The medical center that performed your surgery or biopsy has your tumor sample, and they are required to send a piece of it to another testing center if you request that they do so. But they don’t have much of an incentive to do this. They might prefer that you get more testing done at their lab or might prefer to keep as much of your tissue as possible for their researchers. Or they simply might not want to invest in making it easy for you to take your “business” elsewhere. This issue is going to get bigger as private testing companies and select medical centers are the ones investing heavily in next generation testing.

So maybe we need a new entity here, which I’ll call Uber for Tissue Banking, or just Uber for short.
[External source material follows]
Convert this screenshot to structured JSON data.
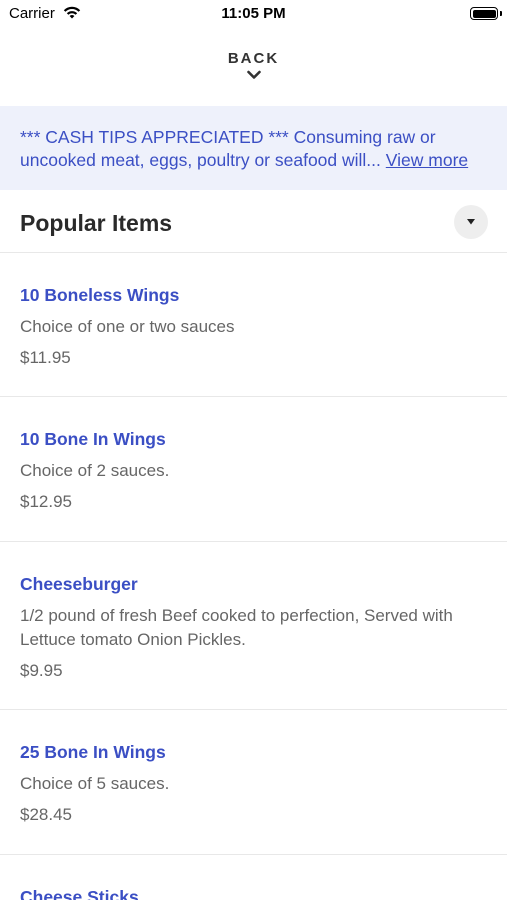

The incentives for this Uber are set up so that they focus exclusively on:

  • Handling your tissue professionally so that as much of it as possible is preserved for the tests you are most likely to need
  • Sending a sample piece of your tissue, when and only when you request, to the testing center(s) of your choice
  • Upgrading their technology for storing and preserving your tissue in the ways needed by the most current and promising testing centers
  • Alerting you of relevant new testing opportunities
  • Avoiding conflicts of interest, e.g., not setting up exclusive or preferential relationships with any testing centers

I’m not sure if I want Uber handling my tissue anytime soon, but I do think this is yet another area that is ready for some disruption.